HAB

    Harmful Algal Bloom Monitoring

     

    Visit lakes or reservoirs often?

    We need your help monitoring Utah for the presence of harmful algae! 


    Harmful algae (actually cyanobacteria) is naturally occurring in reservoirs, lakes, and ponds, but with increasing nutrients, lower water levels, and warmer temperatures, blooms are occurring more frequently around Utah and the world. These blooms are made up of billions of cyanobacteria, primitive nitrogen-fixing photosynthetic bacteria that thrive in warm, phosphorus rich waters. While harmless in small concentrations, blooms sometimes produce toxins that can be deadly for humans, pets, and livestock. 

    Mantua algae bloom

     

    Participate in statewide Harmful Algal Bloom (HAB) monitoring with Utah Water Watch (UWW) and the Utah Division of Water Quality (UDWQ) to help identify the occurrence of these blooms.

     

    For more information and updates about Utah blooms, visit the Divison of Water Quality

     

    How to Monitor for HABs

    • See these simple instructions to learn how to identify HABs in the field. 
    • Make frequent observations of lakes and reservoirs across Utah.
    • When you visit a lake or reservoir, record the presence or absence of a possible HAB using the UWW CitSci Harmful Algal Bloom (HAB) / Cyanobacteria Datasheet.
    • Continue to include algal information when you submit your Lake and Stream data to UWW's CitSci database


    Record Observations in CitSci

    Record observations and take photos in the field. Then submit the presence or absence of a bloom on  the Harmful Algal Bloom (HAB) / Cyanobacteria Datasheet on UWW's CitSci database

    While at the lake or reservoir: HAB CitSci page

    1. Record observations on your datasheet. 
    2. Take photos.

    If you observe a bloom, take 2 photos- landscape and close-up. 

    If you don't observe a bloom, take a photo of water conditions at the site. 

    When you return home: 

    1. Go to CitSci.org, log into your account, and access the Utah Water Watch project. 
    2. Open the Harmful Algal Bloom (HAB) / Cyanobacteria Datasheet. 
    3. Enter your observations. 
    4. Click "Submit" at the bottom of the page to submit your data. 

    UWW CitSci Database

     

    If you suspect a HAB

    • Record your observations on the Harmful Algal Bloom (HAB) / Cyanobacteria Datasheet in CitSci 
    • If you can, return to the site daily to take photos and upload them to CitSci
    • You can also report a bloom using the 24-hour Environmental Incidents Hotline at 801-536-4123
    • Check the UDWQ HAB website for updates on the most current conditions 

    Harmful Algal Bloom

     

     

    NOAA's Phytoplankton Monitoring Network 
    NOAA Database

    You can also be trained through NOAA's Phytoplankton Monitoring Network to collect samples and identify algae under a microscope. 
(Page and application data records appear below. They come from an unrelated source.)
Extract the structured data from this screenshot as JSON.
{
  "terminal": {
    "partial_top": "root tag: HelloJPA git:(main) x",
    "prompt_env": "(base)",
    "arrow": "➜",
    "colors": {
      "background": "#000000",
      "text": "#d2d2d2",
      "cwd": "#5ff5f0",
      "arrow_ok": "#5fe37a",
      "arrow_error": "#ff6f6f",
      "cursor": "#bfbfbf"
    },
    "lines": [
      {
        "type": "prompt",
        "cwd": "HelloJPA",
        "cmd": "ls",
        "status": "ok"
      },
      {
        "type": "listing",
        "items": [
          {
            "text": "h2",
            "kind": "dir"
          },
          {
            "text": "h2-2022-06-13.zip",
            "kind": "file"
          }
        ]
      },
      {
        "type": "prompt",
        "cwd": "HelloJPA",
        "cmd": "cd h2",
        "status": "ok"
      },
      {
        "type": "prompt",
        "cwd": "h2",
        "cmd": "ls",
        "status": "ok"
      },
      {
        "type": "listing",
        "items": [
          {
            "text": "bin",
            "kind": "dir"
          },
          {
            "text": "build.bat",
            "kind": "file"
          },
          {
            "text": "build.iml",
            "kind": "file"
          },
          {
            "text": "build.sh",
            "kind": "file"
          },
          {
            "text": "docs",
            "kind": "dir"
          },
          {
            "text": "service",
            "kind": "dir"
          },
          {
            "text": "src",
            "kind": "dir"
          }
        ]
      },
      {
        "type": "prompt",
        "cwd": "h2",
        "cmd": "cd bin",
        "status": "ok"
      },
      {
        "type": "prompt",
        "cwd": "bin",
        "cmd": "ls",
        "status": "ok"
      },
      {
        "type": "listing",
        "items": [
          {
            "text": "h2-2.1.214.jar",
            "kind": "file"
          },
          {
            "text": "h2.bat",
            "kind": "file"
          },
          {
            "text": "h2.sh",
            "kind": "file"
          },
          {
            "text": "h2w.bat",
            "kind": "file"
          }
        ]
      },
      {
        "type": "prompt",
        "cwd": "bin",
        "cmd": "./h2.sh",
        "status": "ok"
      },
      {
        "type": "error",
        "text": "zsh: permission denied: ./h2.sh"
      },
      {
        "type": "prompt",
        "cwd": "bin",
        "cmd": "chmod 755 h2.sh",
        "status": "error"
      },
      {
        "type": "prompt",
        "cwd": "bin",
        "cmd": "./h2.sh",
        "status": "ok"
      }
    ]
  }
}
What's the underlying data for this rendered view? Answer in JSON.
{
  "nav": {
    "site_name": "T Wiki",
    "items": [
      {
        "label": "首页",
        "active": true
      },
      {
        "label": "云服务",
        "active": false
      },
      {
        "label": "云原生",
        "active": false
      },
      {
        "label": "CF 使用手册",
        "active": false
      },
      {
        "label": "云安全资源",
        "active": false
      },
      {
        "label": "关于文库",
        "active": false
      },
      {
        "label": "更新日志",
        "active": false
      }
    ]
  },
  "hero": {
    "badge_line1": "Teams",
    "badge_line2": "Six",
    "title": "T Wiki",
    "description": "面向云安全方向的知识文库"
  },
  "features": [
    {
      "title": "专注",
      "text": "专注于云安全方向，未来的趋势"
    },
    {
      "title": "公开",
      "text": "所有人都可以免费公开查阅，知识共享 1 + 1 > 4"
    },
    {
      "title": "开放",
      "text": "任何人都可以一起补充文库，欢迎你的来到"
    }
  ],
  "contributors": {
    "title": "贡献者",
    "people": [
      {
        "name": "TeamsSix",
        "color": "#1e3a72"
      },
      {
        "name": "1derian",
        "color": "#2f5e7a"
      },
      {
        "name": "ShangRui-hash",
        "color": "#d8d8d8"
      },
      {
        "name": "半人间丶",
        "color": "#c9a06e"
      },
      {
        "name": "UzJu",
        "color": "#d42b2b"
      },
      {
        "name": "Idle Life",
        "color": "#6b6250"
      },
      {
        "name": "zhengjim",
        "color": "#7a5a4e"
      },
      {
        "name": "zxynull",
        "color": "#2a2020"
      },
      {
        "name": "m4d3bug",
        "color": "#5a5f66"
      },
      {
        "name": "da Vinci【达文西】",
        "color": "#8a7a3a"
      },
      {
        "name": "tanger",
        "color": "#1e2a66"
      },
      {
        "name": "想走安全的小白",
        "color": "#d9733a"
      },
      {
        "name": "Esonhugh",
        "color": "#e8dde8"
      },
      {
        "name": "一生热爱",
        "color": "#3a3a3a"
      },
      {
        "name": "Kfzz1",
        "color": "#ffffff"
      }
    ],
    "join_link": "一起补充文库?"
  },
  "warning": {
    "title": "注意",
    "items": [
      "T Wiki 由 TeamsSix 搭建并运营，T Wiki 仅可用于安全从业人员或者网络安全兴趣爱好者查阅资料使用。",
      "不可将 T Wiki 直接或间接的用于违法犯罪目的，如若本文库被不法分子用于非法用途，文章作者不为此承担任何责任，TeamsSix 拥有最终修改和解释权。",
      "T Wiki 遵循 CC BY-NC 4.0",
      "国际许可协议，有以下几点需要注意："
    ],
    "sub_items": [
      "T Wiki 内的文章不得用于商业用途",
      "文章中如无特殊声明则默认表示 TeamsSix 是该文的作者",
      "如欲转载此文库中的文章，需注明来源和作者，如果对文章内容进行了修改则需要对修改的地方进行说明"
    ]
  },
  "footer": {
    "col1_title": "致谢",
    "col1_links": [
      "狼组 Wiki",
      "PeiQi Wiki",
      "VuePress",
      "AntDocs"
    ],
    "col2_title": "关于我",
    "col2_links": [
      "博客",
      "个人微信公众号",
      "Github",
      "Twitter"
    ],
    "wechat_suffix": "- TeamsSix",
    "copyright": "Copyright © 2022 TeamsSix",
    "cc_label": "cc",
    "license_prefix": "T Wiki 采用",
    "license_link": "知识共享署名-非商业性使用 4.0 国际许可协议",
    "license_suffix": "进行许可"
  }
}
    Once you complete training: 

    • Use the NOAA database to enter data.  Note: Report findings here even if you do not find any cyanobacteria. 
    • Collect samples, use UWW Bottle Labels to make sample collection notes of date/time, location, water temp, etc. 
    • Look at samples under a microscope and use ID guides 
    • Any positive hits of cyanobacteria, send photos to pmn@noaa.gov for verification. 

    If you are interested in participating, contact UWW at waterquality@usu.edu or 435-797-2580.

     

    NOAA Database 

     

    Monitoring Guides 

     

    Safety Precautions

    Algal blooms may contain toxin-producing cyanobacteria. The following tips will help keep you safe. Be sure to bring gloves, safety/sun glasses, clean water, and soap if none is available on site. Samplers should:

    • Wear elbow/shoulder length gloves 
    • Wear eye protection (such as sunglasses or goggles), and waders/boots during sampling 
    • Do not ingest water or allow the water to come into contact with exposed skin
    • Avoid inhaling spray caused by boats, wind, or other water surface disturbances. If these conditions are present, wear a mask to avoid inhalation of water spray.
    • Hands should be washed thoroughly after sampling, and before eating or drinking, with clean water (not lake water)
    • Waders/boots should be rinsed of algal material using clean water (not lake water) before storage.

    Additional Resources 

    Scope and Field Photos: 

    Additional Monitoring Information: 

    Other Useful Resources: